• _EXERCISE PROMPT_
What lines of the data hold the string "Нравится"? Copy them all.

• _EXERCISE DATA_
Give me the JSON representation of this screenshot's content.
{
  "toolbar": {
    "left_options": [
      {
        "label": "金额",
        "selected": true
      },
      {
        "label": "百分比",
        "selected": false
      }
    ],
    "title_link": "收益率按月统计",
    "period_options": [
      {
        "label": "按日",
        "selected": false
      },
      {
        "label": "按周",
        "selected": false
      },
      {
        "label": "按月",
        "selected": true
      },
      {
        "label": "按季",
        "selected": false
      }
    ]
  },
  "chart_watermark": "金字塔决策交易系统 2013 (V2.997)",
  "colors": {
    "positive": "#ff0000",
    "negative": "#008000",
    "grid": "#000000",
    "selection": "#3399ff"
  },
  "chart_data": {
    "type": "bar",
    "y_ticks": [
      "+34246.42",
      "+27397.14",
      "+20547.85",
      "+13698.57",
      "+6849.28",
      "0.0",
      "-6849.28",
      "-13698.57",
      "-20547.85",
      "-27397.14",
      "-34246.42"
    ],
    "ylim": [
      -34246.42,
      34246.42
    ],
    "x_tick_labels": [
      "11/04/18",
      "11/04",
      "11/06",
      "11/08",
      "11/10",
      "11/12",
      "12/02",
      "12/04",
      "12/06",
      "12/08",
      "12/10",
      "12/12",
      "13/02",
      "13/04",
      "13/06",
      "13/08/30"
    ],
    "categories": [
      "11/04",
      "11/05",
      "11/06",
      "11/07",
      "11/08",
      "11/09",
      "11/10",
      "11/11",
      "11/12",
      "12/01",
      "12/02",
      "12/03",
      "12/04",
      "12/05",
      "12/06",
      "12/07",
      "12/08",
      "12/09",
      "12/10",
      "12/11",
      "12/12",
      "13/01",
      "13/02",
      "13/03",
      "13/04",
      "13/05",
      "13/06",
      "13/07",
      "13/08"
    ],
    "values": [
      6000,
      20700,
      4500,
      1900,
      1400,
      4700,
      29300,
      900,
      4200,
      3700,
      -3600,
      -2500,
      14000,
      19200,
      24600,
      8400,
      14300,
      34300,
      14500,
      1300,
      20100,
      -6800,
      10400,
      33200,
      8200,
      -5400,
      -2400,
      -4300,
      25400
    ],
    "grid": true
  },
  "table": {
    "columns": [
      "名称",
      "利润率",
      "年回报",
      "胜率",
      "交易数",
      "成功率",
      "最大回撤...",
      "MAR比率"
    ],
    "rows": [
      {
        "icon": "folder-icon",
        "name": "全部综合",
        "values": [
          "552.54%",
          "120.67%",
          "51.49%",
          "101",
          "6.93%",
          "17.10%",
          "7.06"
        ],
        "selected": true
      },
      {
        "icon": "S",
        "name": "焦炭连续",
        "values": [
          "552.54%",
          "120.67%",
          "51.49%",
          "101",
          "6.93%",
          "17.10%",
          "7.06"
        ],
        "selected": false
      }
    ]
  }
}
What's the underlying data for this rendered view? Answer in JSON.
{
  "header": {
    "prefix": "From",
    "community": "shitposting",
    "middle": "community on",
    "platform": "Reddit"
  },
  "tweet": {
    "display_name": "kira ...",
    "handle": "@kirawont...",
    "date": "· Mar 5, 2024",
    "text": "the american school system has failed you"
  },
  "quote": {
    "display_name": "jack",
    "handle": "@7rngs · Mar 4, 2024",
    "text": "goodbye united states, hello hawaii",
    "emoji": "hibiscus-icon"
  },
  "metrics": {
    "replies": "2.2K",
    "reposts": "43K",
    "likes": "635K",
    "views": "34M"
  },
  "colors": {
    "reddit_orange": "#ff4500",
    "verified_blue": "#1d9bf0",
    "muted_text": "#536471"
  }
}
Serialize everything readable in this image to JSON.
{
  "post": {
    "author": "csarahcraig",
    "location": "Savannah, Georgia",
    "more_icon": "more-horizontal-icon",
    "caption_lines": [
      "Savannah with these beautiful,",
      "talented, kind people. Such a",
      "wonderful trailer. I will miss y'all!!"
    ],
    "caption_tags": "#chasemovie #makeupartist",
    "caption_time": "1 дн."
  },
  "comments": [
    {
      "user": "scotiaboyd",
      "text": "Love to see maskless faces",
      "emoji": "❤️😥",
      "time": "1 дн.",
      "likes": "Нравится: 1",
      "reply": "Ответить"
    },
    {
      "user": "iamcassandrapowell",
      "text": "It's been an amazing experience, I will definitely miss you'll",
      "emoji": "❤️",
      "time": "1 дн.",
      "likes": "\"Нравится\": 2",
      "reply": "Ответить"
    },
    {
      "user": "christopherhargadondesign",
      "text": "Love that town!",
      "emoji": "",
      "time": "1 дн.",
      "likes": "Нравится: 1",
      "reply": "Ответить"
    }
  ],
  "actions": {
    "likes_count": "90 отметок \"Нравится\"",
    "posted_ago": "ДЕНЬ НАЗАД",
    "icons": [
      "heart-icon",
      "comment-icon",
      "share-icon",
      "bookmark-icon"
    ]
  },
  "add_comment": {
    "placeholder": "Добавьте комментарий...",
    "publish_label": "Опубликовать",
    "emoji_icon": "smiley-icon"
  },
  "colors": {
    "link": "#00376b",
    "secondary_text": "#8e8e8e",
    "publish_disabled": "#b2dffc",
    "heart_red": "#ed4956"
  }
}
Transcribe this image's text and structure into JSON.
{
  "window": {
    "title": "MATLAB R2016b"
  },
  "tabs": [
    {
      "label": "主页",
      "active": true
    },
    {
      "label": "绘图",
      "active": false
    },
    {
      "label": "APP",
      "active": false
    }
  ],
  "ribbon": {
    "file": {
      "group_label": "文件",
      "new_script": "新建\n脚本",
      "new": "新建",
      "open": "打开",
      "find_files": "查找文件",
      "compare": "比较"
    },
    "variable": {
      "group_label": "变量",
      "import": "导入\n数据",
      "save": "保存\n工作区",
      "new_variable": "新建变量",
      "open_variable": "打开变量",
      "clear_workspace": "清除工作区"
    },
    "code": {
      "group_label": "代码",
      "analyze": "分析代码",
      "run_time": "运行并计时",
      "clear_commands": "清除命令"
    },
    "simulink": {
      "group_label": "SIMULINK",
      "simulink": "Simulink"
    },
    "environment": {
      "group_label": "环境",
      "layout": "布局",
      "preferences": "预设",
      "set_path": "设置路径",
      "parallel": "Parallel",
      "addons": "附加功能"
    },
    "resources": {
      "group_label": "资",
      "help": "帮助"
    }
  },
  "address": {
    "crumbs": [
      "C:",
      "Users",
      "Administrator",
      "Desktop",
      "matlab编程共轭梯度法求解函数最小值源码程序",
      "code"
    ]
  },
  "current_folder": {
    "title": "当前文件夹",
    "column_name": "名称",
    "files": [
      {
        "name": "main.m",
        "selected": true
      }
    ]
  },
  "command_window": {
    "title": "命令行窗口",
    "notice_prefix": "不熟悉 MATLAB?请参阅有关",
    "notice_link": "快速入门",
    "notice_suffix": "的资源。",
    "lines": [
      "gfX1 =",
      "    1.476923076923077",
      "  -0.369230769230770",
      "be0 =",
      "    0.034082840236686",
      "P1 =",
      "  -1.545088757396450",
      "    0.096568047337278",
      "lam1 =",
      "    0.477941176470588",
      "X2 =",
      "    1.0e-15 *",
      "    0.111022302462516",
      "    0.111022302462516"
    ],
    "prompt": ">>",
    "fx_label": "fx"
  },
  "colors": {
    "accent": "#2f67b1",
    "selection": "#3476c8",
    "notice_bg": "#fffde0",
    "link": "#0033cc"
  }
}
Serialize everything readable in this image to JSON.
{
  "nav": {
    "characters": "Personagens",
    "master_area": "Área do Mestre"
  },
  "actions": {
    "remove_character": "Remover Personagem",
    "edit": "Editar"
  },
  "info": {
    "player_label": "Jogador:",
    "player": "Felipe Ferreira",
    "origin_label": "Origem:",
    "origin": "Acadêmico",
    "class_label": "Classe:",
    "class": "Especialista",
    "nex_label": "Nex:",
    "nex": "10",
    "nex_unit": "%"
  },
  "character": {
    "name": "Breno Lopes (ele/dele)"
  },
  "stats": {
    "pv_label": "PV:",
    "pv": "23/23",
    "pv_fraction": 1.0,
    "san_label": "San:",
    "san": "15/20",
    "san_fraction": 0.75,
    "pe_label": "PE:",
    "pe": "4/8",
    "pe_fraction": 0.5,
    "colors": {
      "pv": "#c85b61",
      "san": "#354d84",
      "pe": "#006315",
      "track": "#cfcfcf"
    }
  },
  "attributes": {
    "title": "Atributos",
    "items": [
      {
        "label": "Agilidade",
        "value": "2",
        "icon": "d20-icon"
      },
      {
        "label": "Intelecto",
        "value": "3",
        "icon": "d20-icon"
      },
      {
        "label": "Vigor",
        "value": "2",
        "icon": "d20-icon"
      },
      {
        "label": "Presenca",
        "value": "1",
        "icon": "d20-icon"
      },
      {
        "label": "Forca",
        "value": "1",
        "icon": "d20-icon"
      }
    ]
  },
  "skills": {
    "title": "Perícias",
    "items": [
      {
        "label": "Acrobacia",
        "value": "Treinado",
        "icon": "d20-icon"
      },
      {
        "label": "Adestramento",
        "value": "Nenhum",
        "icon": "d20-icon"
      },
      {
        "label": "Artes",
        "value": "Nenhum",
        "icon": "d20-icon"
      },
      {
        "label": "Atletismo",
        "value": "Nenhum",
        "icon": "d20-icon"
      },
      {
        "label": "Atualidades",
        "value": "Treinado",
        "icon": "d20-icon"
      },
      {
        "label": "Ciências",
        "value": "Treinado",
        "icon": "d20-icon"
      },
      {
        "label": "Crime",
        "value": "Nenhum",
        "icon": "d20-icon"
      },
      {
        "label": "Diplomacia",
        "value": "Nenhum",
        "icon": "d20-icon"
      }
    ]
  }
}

• _SOLUTION FOR THIS EXERCISE_
      "likes": "Нравится: 1",
      "likes": "\"Нравится\": 2",
      "likes": "Нравится: 1",
    "likes_count": "90 отметок \"Нравится\"",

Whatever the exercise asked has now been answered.